WHAT YOU NEED TO DO: Word for word, restate the records that come after this.

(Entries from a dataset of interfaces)

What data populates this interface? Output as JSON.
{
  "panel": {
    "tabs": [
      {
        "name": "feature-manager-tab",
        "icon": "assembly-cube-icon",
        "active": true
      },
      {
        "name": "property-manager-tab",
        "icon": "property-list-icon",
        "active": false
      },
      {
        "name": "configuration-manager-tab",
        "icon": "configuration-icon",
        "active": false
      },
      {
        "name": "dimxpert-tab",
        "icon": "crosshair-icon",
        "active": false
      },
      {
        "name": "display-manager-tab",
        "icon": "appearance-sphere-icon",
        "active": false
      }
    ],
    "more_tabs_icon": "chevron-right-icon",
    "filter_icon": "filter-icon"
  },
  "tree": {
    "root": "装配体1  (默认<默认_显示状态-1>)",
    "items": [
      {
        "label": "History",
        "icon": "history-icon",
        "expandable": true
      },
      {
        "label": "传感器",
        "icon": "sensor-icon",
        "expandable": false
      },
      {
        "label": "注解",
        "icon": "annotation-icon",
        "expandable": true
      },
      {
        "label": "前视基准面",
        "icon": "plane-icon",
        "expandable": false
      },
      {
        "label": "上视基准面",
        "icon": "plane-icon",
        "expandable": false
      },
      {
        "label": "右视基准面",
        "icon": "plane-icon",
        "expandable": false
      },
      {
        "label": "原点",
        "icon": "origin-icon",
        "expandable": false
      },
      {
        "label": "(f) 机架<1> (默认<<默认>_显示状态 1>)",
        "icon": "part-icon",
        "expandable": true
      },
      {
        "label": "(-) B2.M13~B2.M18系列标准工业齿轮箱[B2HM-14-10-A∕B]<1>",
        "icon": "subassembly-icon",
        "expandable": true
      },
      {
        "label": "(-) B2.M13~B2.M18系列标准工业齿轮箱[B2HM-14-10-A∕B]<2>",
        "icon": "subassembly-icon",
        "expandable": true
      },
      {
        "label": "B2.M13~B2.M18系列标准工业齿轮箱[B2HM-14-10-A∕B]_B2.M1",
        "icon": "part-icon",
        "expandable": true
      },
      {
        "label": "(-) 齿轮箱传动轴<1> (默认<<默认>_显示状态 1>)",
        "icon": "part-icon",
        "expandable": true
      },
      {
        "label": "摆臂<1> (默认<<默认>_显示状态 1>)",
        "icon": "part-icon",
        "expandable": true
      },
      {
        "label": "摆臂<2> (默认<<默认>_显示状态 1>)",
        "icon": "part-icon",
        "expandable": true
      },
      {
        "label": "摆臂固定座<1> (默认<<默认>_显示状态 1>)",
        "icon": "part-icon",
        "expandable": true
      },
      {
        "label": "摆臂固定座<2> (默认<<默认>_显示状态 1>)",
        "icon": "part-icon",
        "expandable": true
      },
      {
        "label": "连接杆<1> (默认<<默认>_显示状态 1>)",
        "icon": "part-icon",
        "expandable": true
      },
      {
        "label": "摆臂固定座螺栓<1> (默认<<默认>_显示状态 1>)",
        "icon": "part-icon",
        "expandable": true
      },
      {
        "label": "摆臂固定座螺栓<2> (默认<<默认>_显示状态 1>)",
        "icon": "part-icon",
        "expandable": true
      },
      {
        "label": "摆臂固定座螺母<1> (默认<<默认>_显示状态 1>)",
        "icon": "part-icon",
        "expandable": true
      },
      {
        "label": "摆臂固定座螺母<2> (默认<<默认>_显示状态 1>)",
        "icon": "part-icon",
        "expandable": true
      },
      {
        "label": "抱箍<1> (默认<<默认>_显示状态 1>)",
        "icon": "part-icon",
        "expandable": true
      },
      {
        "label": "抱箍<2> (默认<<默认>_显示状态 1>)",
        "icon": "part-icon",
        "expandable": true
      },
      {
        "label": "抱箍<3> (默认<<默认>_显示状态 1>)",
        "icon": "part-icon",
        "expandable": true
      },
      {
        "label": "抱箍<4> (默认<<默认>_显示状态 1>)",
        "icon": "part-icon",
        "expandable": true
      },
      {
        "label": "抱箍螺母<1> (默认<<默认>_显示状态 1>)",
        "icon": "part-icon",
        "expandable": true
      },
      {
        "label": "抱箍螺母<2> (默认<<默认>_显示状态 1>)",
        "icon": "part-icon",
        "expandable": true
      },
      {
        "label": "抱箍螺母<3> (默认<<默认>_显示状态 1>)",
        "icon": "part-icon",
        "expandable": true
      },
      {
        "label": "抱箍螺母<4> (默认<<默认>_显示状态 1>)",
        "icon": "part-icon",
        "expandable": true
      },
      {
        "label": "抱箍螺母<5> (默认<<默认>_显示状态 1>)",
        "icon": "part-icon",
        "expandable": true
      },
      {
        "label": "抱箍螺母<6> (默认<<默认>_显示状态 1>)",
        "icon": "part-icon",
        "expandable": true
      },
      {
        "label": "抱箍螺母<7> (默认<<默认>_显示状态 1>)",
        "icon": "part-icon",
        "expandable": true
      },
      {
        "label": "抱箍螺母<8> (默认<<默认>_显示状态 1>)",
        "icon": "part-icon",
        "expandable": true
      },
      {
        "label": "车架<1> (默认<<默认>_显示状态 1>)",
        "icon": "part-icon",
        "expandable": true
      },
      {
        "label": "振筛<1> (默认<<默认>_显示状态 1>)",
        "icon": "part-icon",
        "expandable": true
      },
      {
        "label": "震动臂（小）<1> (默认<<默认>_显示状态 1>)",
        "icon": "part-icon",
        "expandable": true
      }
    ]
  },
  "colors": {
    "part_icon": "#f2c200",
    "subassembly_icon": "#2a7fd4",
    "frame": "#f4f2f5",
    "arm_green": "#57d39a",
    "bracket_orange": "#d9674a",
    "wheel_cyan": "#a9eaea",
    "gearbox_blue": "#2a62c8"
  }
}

TASK RESULT:
What data populates this interface? Output as JSON.
{
  "panel": {
    "tabs": [
      {
        "name": "feature-manager-tab",
        "icon": "assembly-cube-icon",
        "active": true
      },
      {
        "name": "property-manager-tab",
        "icon": "property-list-icon",
        "active": false
      },
      {
        "name": "configuration-manager-tab",
        "icon": "configuration-icon",
        "active": false
      },
      {
        "name": "dimxpert-tab",
        "icon": "crosshair-icon",
        "active": false
      },
      {
        "name": "display-manager-tab",
        "icon": "appearance-sphere-icon",
        "active": false
      }
    ],
    "more_tabs_icon": "chevron-right-icon",
    "filter_icon": "filter-icon"
  },
  "tree": {
    "root": "装配体1  (默认<默认_显示状态-1>)",
    "items": [
      {
        "label": "History",
        "icon": "history-icon",
        "expandable": true
      },
      {
        "label": "传感器",
        "icon": "sensor-icon",
        "expandable": false
      },
      {
        "label": "注解",
        "icon": "annotation-icon",
        "expandable": true
      },
      {
        "label": "前视基准面",
        "icon": "plane-icon",
        "expandable": false
      },
      {
        "label": "上视基准面",
        "icon": "plane-icon",
        "expandable": false
      },
      {
        "label": "右视基准面",
        "icon": "plane-icon",
        "expandable": false
      },
      {
        "label": "原点",
        "icon": "origin-icon",
        "expandable": false
      },
      {
        "label": "(f) 机架<1> (默认<<默认>_显示状态 1>)",
        "icon": "part-icon",
        "expandable": true
      },
      {
        "label": "(-) B2.M13~B2.M18系列标准工业齿轮箱[B2HM-14-10-A∕B]<1>",
        "icon": "subassembly-icon",
        "expandable": true
      },
      {
        "label": "(-) B2.M13~B2.M18系列标准工业齿轮箱[B2HM-14-10-A∕B]<2>",
        "icon": "subassembly-icon",
        "expandable": true
      },
      {
        "label": "B2.M13~B2.M18系列标准工业齿轮箱[B2HM-14-10-A∕B]_B2.M1",
        "icon": "part-icon",
        "expandable": true
      },
      {
        "label": "(-) 齿轮箱传动轴<1> (默认<<默认>_显示状态 1>)",
        "icon": "part-icon",
        "expandable": true
      },
      {
        "label": "摆臂<1> (默认<<默认>_显示状态 1>)",
        "icon": "part-icon",
        "expandable": true
      },
      {
        "label": "摆臂<2> (默认<<默认>_显示状态 1>)",
        "icon": "part-icon",
        "expandable": true
      },
      {
        "label": "摆臂固定座<1> (默认<<默认>_显示状态 1>)",
        "icon": "part-icon",
        "expandable": true
      },
      {
        "label": "摆臂固定座<2> (默认<<默认>_显示状态 1>)",
        "icon": "part-icon",
        "expandable": true
      },
      {
        "label": "连接杆<1> (默认<<默认>_显示状态 1>)",
        "icon": "part-icon",
        "expandable": true
      },
      {
        "label": "摆臂固定座螺栓<1> (默认<<默认>_显示状态 1>)",
        "icon": "part-icon",
        "expandable": true
      },
      {
        "label": "摆臂固定座螺栓<2> (默认<<默认>_显示状态 1>)",
        "icon": "part-icon",
        "expandable": true
      },
      {
        "label": "摆臂固定座螺母<1> (默认<<默认>_显示状态 1>)",
        "icon": "part-icon",
        "expandable": true
      },
      {
        "label": "摆臂固定座螺母<2> (默认<<默认>_显示状态 1>)",
        "icon": "part-icon",
        "expandable": true
      },
      {
        "label": "抱箍<1> (默认<<默认>_显示状态 1>)",
        "icon": "part-icon",
        "expandable": true
      },
      {
        "label": "抱箍<2> (默认<<默认>_显示状态 1>)",
        "icon": "part-icon",
        "expandable": true
      },
      {
        "label": "抱箍<3> (默认<<默认>_显示状态 1>)",
        "icon": "part-icon",
        "expandable": true
      },
      {
        "label": "抱箍<4> (默认<<默认>_显示状态 1>)",
        "icon": "part-icon",
        "expandable": true
      },
      {
        "label": "抱箍螺母<1> (默认<<默认>_显示状态 1>)",
        "icon": "part-icon",
        "expandable": true
      },
      {
        "label": "抱箍螺母<2> (默认<<默认>_显示状态 1>)",
        "icon": "part-icon",
        "expandable": true
      },
      {
        "label": "抱箍螺母<3> (默认<<默认>_显示状态 1>)",
        "icon": "part-icon",
        "expandable": true
      },
      {
        "label": "抱箍螺母<4> (默认<<默认>_显示状态 1>)",
        "icon": "part-icon",
        "expandable": true
      },
      {
        "label": "抱箍螺母<5> (默认<<默认>_显示状态 1>)",
        "icon": "part-icon",
        "expandable": true
      },
      {
        "label": "抱箍螺母<6> (默认<<默认>_显示状态 1>)",
        "icon": "part-icon",
        "expandable": true
      },
      {
        "label": "抱箍螺母<7> (默认<<默认>_显示状态 1>)",
        "icon": "part-icon",
        "expandable": true
      },
      {
        "label": "抱箍螺母<8> (默认<<默认>_显示状态 1>)",
        "icon": "part-icon",
        "expandable": true
      },
      {
        "label": "车架<1> (默认<<默认>_显示状态 1>)",
        "icon": "part-icon",
        "expandable": true
      },
      {
        "label": "振筛<1> (默认<<默认>_显示状态 1>)",
        "icon": "part-icon",
        "expandable": true
      },
      {
        "label": "震动臂（小）<1> (默认<<默认>_显示状态 1>)",
        "icon": "part-icon",
        "expandable": true
      }
    ]
  },
  "colors": {
    "part_icon": "#f2c200",
    "subassembly_icon": "#2a7fd4",
    "frame": "#f4f2f5",
    "arm_green": "#57d39a",
    "bracket_orange": "#d9674a",
    "wheel_cyan": "#a9eaea",
    "gearbox_blue": "#2a62c8"
  }
}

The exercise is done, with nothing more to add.